**YOUR GOAL**.
Whenever a line in the records below contains "true", pick it out.

[Web page and app entries]
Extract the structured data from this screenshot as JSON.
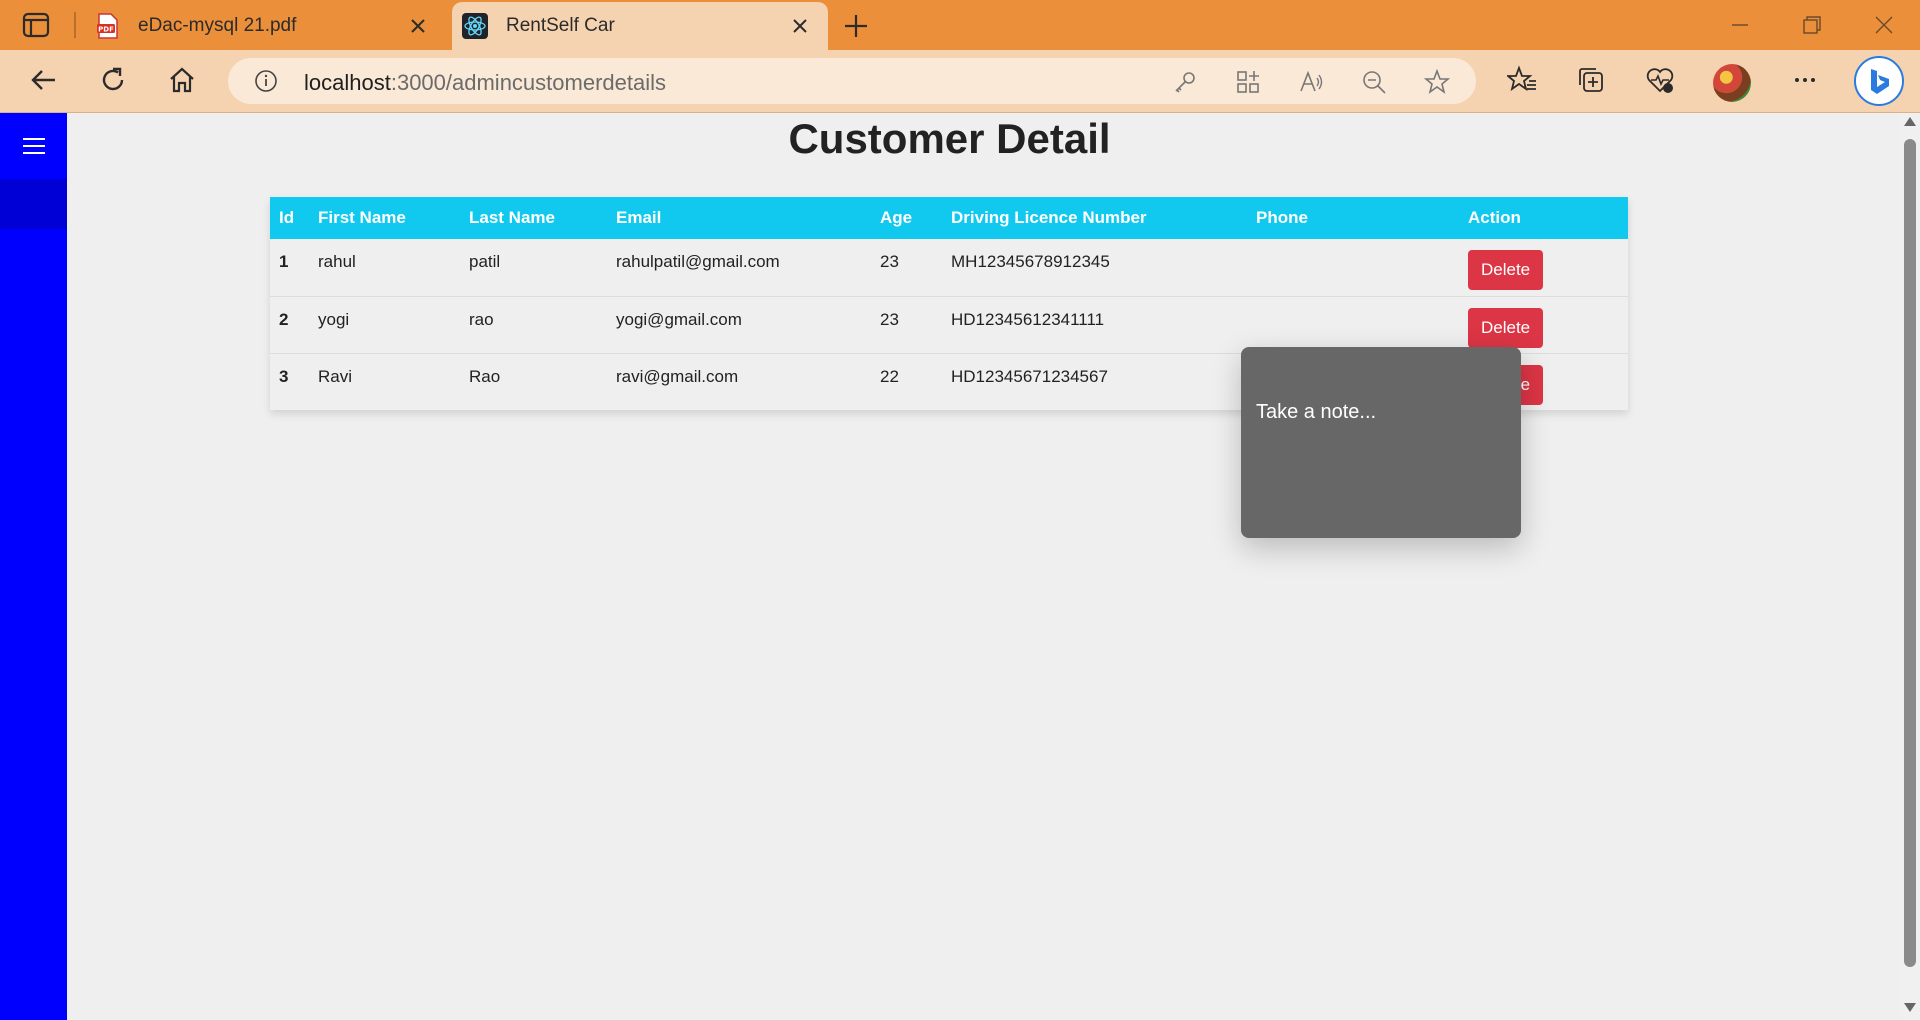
{
  "browser": {
    "tabs": [
      {
        "title": "eDac-mysql 21.pdf",
        "icon": "pdf-icon",
        "active": false
      },
      {
        "title": "RentSelf Car",
        "icon": "react-icon",
        "active": true
      }
    ],
    "url_host": "localhost",
    "url_path": ":3000/admincustomerdetails"
  },
  "page": {
    "title": "Customer Detail"
  },
  "table": {
    "columns": [
      "Id",
      "First Name",
      "Last Name",
      "Email",
      "Age",
      "Driving Licence Number",
      "Phone",
      "Action"
    ],
    "rows": [
      {
        "id": "1",
        "first_name": "rahul",
        "last_name": "patil",
        "email": "rahulpatil@gmail.com",
        "age": "23",
        "licence": "MH12345678912345",
        "phone": "",
        "action": "Delete"
      },
      {
        "id": "2",
        "first_name": "yogi",
        "last_name": "rao",
        "email": "yogi@gmail.com",
        "age": "23",
        "licence": "HD12345612341111",
        "phone": "",
        "action": "Delete"
      },
      {
        "id": "3",
        "first_name": "Ravi",
        "last_name": "Rao",
        "email": "ravi@gmail.com",
        "age": "22",
        "licence": "HD12345671234567",
        "phone": "",
        "action": "Delete"
      }
    ]
  },
  "note_popup": {
    "placeholder": "Take a note..."
  },
  "colors": {
    "tabbar": "#ec8f3a",
    "toolbar": "#f6d3b0",
    "sidebar": "#0000ff",
    "table_header": "#11c9ef",
    "delete_button": "#dc3545",
    "note_popup": "#676767"
  }
}
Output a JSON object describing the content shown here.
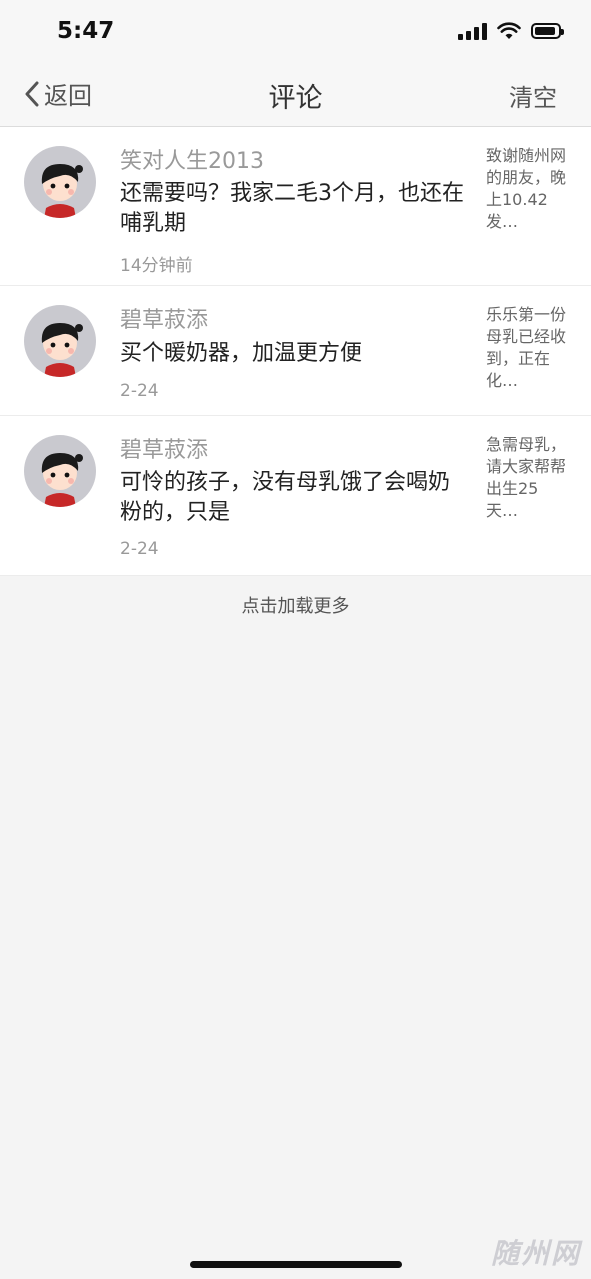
{
  "status_bar": {
    "time": "5:47",
    "icons": [
      "signal-icon",
      "wifi-icon",
      "battery-icon"
    ]
  },
  "nav": {
    "back_label": "返回",
    "title": "评论",
    "clear_label": "清空"
  },
  "comments": [
    {
      "name": "笑对人生2013",
      "content": "还需要吗？我家二毛3个月，也还在哺乳期",
      "time": "14分钟前",
      "source": "致谢随州网的朋友，晚上10.42发…"
    },
    {
      "name": "碧草菽添",
      "content": "买个暖奶器，加温更方便",
      "time": "2-24",
      "source": "乐乐第一份母乳已经收到，正在化…"
    },
    {
      "name": "碧草菽添",
      "content": "可怜的孩子，没有母乳饿了会喝奶粉的，只是",
      "time": "2-24",
      "source": "急需母乳，请大家帮帮出生25天…"
    }
  ],
  "load_more_label": "点击加载更多",
  "watermark": "随州网",
  "colors": {
    "background": "#f4f4f4",
    "name_gray": "#999999",
    "avatar_bg": "#c9c9cf"
  }
}
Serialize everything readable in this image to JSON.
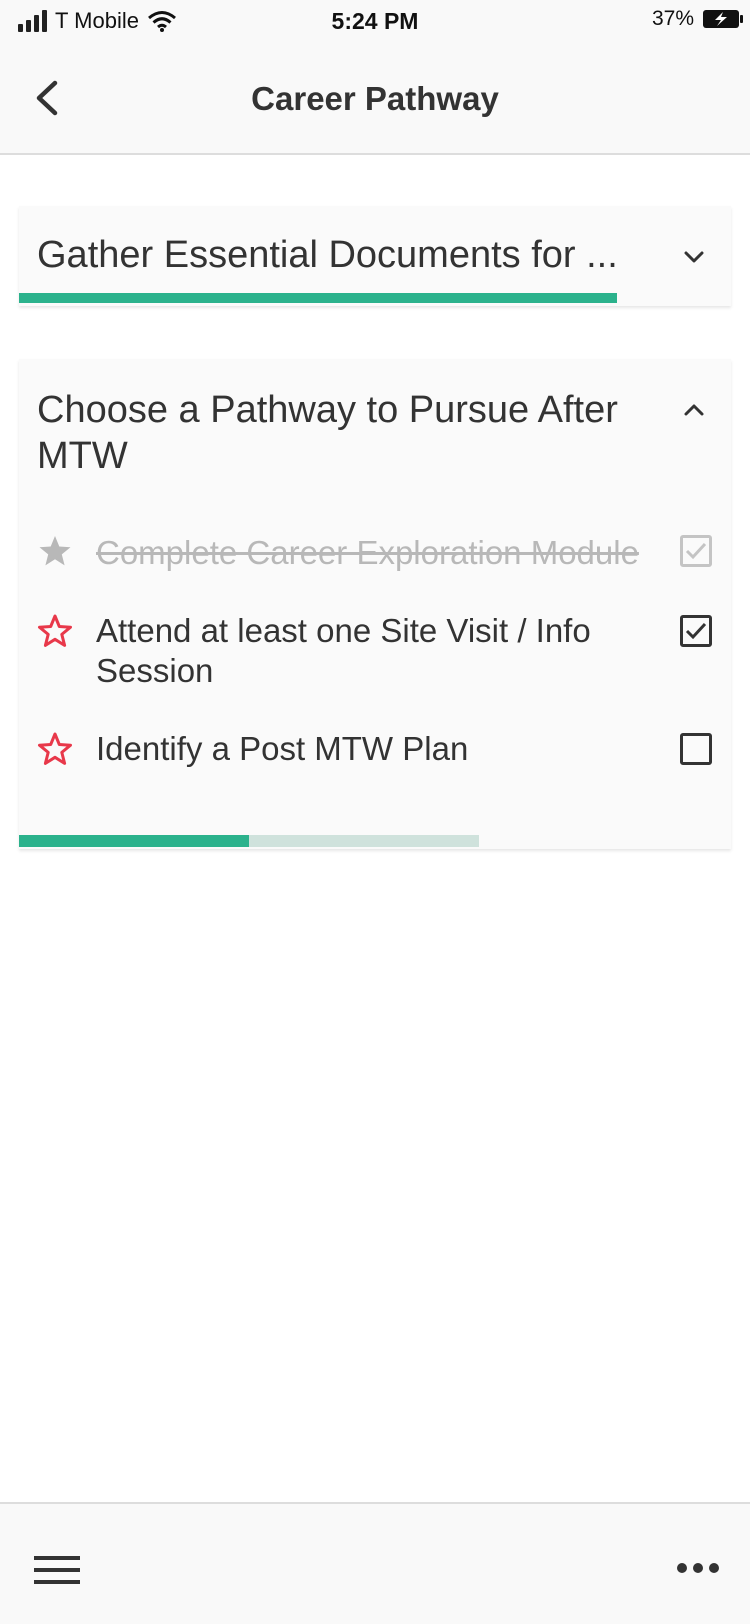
{
  "status_bar": {
    "carrier": "T Mobile",
    "time": "5:24 PM",
    "battery": "37%"
  },
  "nav": {
    "title": "Career Pathway",
    "back_icon": "chevron-left-icon"
  },
  "sections": [
    {
      "title": "Gather Essential Documents for ...",
      "expanded": false,
      "progress_fraction": 0.84
    },
    {
      "title": "Choose a Pathway to Pursue After MTW",
      "expanded": true,
      "progress_fraction": 0.5,
      "tasks": [
        {
          "label": "Complete Career Exploration Module",
          "completed": true,
          "checked": true
        },
        {
          "label": "Attend at least one Site Visit / Info Session",
          "completed": false,
          "checked": true
        },
        {
          "label": "Identify a Post MTW Plan",
          "completed": false,
          "checked": false
        }
      ]
    }
  ],
  "colors": {
    "accent": "#2bb28c",
    "track": "#cfe2dc",
    "star_active": "#e8384a",
    "star_done": "#b8b8b8"
  },
  "bottom_bar": {
    "menu_icon": "hamburger-menu-icon",
    "more_icon": "more-horizontal-icon"
  }
}
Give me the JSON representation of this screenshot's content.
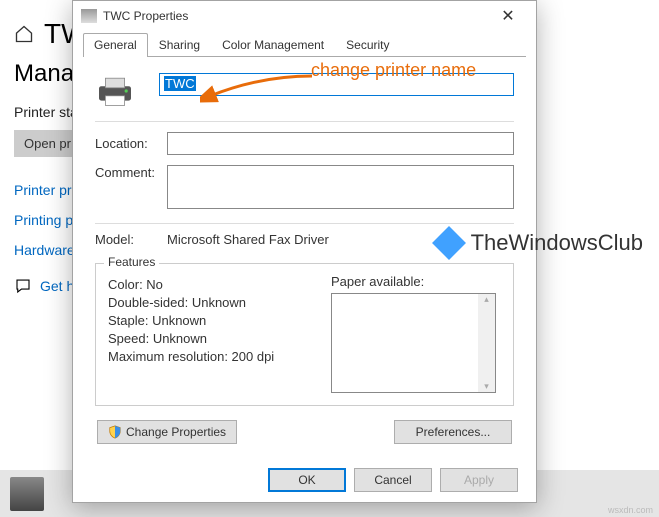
{
  "background": {
    "breadcrumb_prefix": "TW",
    "heading": "Manage",
    "status_label": "Printer sta",
    "open_button": "Open pr",
    "links": {
      "printer_properties": "Printer pro",
      "printing_preferences": "Printing pr",
      "hardware": "Hardware"
    },
    "feedback": "Get h"
  },
  "dialog": {
    "title": "TWC Properties",
    "tabs": [
      "General",
      "Sharing",
      "Color Management",
      "Security"
    ],
    "active_tab": "General",
    "name_value": "TWC",
    "location_label": "Location:",
    "location_value": "",
    "comment_label": "Comment:",
    "comment_value": "",
    "model_label": "Model:",
    "model_value": "Microsoft Shared Fax Driver",
    "features": {
      "legend": "Features",
      "color": "Color: No",
      "double_sided": "Double-sided: Unknown",
      "staple": "Staple: Unknown",
      "speed": "Speed: Unknown",
      "max_resolution": "Maximum resolution: 200 dpi",
      "paper_header": "Paper available:"
    },
    "buttons": {
      "change_properties": "Change Properties",
      "preferences": "Preferences...",
      "ok": "OK",
      "cancel": "Cancel",
      "apply": "Apply"
    }
  },
  "annotation": "change printer name",
  "watermark": "TheWindowsClub",
  "source": "wsxdn.com"
}
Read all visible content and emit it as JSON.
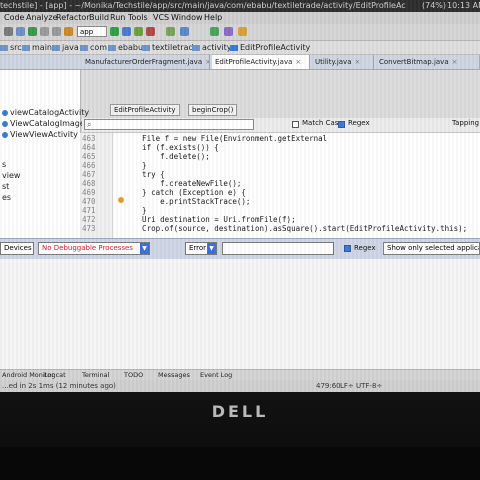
{
  "window": {
    "title": "techstile] - [app] - ~/Monika/Techstile/app/src/main/java/com/ebabu/textiletrade/activity/EditProfileAc",
    "battery": "(74%)",
    "clock": "10:13 AM"
  },
  "menu": [
    "Code",
    "Analyze",
    "Refactor",
    "Build",
    "Run",
    "Tools",
    "VCS",
    "Window",
    "Help"
  ],
  "toolbar": {
    "run_config": "app"
  },
  "breadcrumbs": [
    "src",
    "main",
    "java",
    "com",
    "ebabu",
    "textiletrade",
    "activity",
    "EditProfileActivity"
  ],
  "editor_tabs": [
    {
      "label": "ManufacturerOrderFragment.java",
      "active": false
    },
    {
      "label": "EditProfileActivity.java",
      "active": true
    },
    {
      "label": "Utility.java",
      "active": false
    },
    {
      "label": "ConvertBitmap.java",
      "active": false
    }
  ],
  "sidebar": {
    "items": [
      "viewCatalogActivity",
      "ViewCatalogImagesActivity",
      "ViewViewActivity",
      "s",
      "view",
      "st",
      "es"
    ]
  },
  "subtabs": [
    "EditProfileActivity",
    "beginCrop()"
  ],
  "search": {
    "match_case": "Match Case",
    "match_case_checked": false,
    "regex": "Regex",
    "regex_checked": true,
    "trailing": "Tapping"
  },
  "editor": {
    "line_numbers": [
      "463",
      "464",
      "465",
      "466",
      "467",
      "468",
      "469",
      "470",
      "471",
      "472",
      "473"
    ],
    "lines": [
      "    File f = new File(Environment.getExternal",
      "    if (f.exists()) {",
      "        f.delete();",
      "    }",
      "    try {",
      "        f.createNewFile();",
      "    } catch (Exception e) {",
      "        e.printStackTrace();",
      "    }",
      "    Uri destination = Uri.fromFile(f);",
      "    Crop.of(source, destination).asSquare().start(EditProfileActivity.this);"
    ]
  },
  "logcat": {
    "device": "Devices",
    "process": "No Debuggable Processes",
    "level": "Error",
    "regex_label": "Regex",
    "regex_checked": true,
    "filter": "Show only selected application"
  },
  "tool_tabs": [
    "Android Monitor",
    "Logcat",
    "Terminal",
    "TODO",
    "Messages",
    "Event Log"
  ],
  "status": {
    "message": "...ed in 2s 1ms (12 minutes ago)",
    "position": "479:60",
    "encoding": "LF÷ UTF-8÷"
  },
  "bezel": {
    "logo": "DELL"
  },
  "colors": {
    "accent": "#3a6fd8",
    "process_text": "#d0202a",
    "tab_active": "#ffffff"
  }
}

**SOLUTION BELOW**.
        "active": true
      "expanded": true,
          "completed": true,
          "checked": true
          "checked": true
      "active": true
    "regex_checked": true,
    "regex_checked": true,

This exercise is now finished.